What better way to develop accessible apps and websites if not by actually testing them? Chrome has an extension called
ChromeVox Classic Extension which is very easy (and free) to install and it's basically a screen reader. It is very useful when it comes to testing since you can see in real time how user friendly your code is. This extension specifically works within the Chrome browser (and only within Chrome) to read content aloud.
To install it, just go to the
Chrome Web Store and search for
ChromeVox Classic Extension.
The rating is not that great because many people can't figure it out how to enable/ disable the extension. Right out of the box, the keys to enable/ disable ChromeVox are
CTRL + SHIFT + A x 2 (two times). If you want to customize you key bindings, go to
Chrome -> Settings -> Extensions -> ChromeVox -> Details -> Extension Options and play around with your keys settings (if you prefer, you could also change the voice of the screen reader). The options should look like this:

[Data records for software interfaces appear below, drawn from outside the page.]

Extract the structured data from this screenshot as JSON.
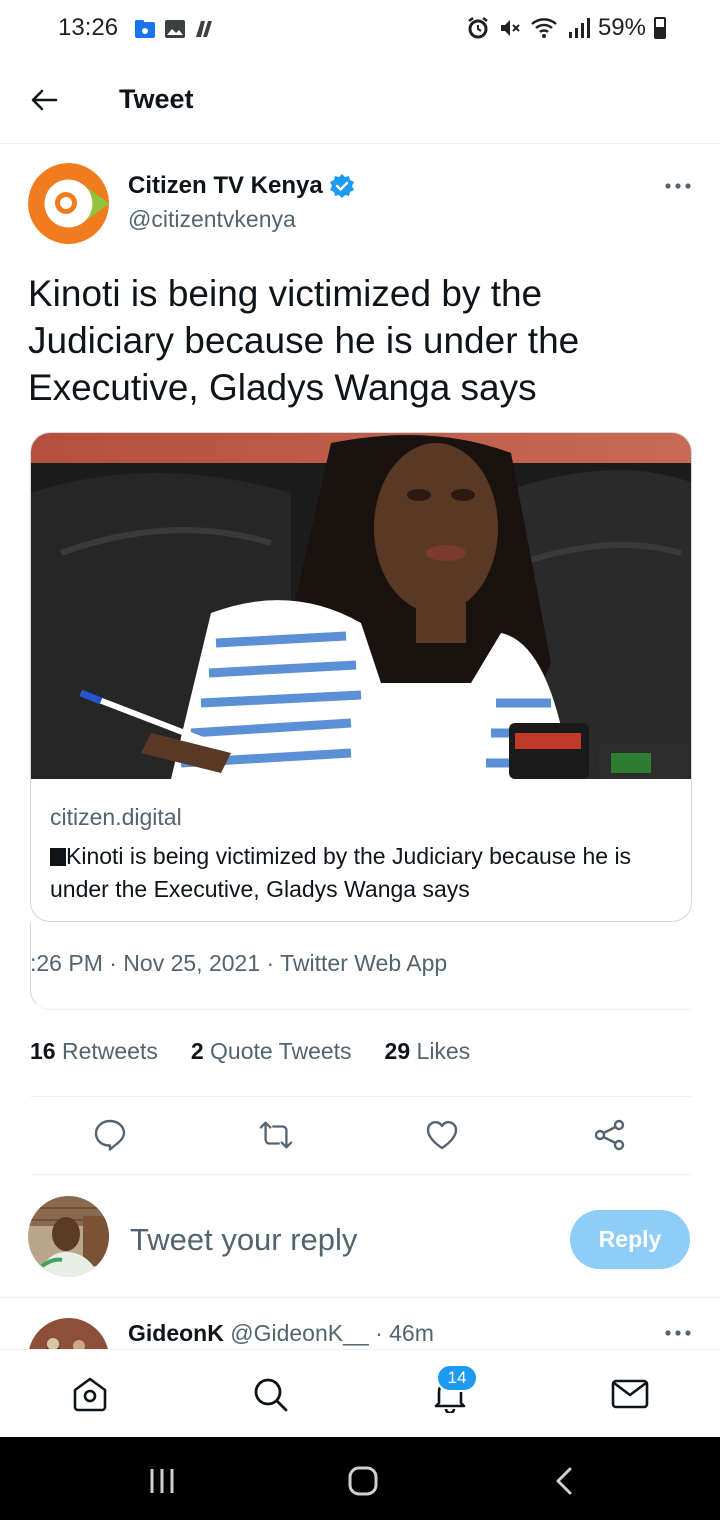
{
  "status_bar": {
    "time": "13:26",
    "battery": "59%",
    "left_icons": [
      "folder-icon",
      "gallery-icon",
      "news-icon"
    ],
    "right_icons": [
      "alarm-icon",
      "mute-icon",
      "wifi-icon",
      "signal-icon",
      "battery-icon"
    ]
  },
  "header": {
    "title": "Tweet",
    "back_icon": "back-arrow-icon"
  },
  "tweet": {
    "author_name": "Citizen TV Kenya",
    "author_handle": "@citizentvkenya",
    "verified": true,
    "text": "Kinoti is being victimized by the Judiciary because he is under the Executive, Gladys Wanga says",
    "card": {
      "domain": "citizen.digital",
      "title": "Kinoti is being victimized by the Judiciary because he is under the Executive, Gladys Wanga says"
    },
    "meta": ":26 PM · Nov 25, 2021 · Twitter Web App",
    "stats": {
      "retweets_count": "16",
      "retweets_label": "Retweets",
      "quotes_count": "2",
      "quotes_label": "Quote Tweets",
      "likes_count": "29",
      "likes_label": "Likes"
    },
    "actions": [
      "reply-icon",
      "retweet-icon",
      "like-icon",
      "share-icon"
    ]
  },
  "reply_composer": {
    "placeholder": "Tweet your reply",
    "button_label": "Reply"
  },
  "next_reply": {
    "name": "GideonK",
    "handle": "@GideonK__",
    "time": "· 46m"
  },
  "bottom_nav": {
    "items": [
      "home-icon",
      "search-icon",
      "notifications-icon",
      "messages-icon"
    ],
    "notification_badge": "14"
  },
  "colors": {
    "accent": "#1d9bf0",
    "reply_button": "#8ecdf8",
    "secondary_text": "#536471"
  }
}
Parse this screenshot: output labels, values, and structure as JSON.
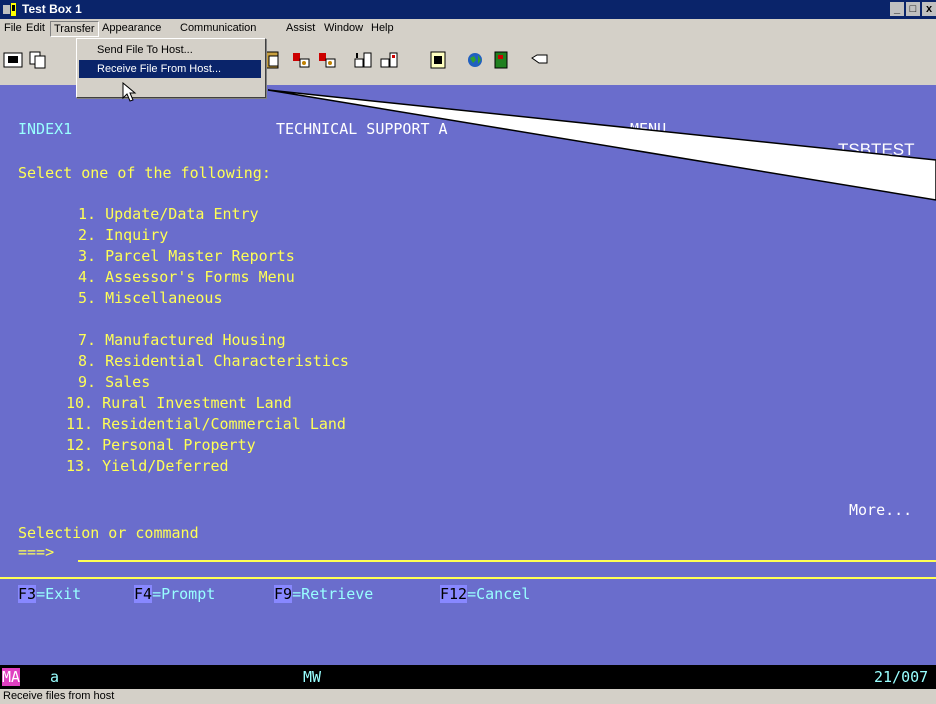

ChromeVox modifier key is set to SHIFT so navigating around the page basically requires a combination of SHIFT +
some other key. Keep in mind that this extension is in
mentainance mode, meaning no new features will be added in the feature.
I found ChromeVox to be buggy at times, but overall it gets the job done and I am happy to use it as a testing tool. If you want to know more about it, head over to the official website and read the documentation/ watch the videos.
Image source: Canva Studio/ @canvastudio on Pexels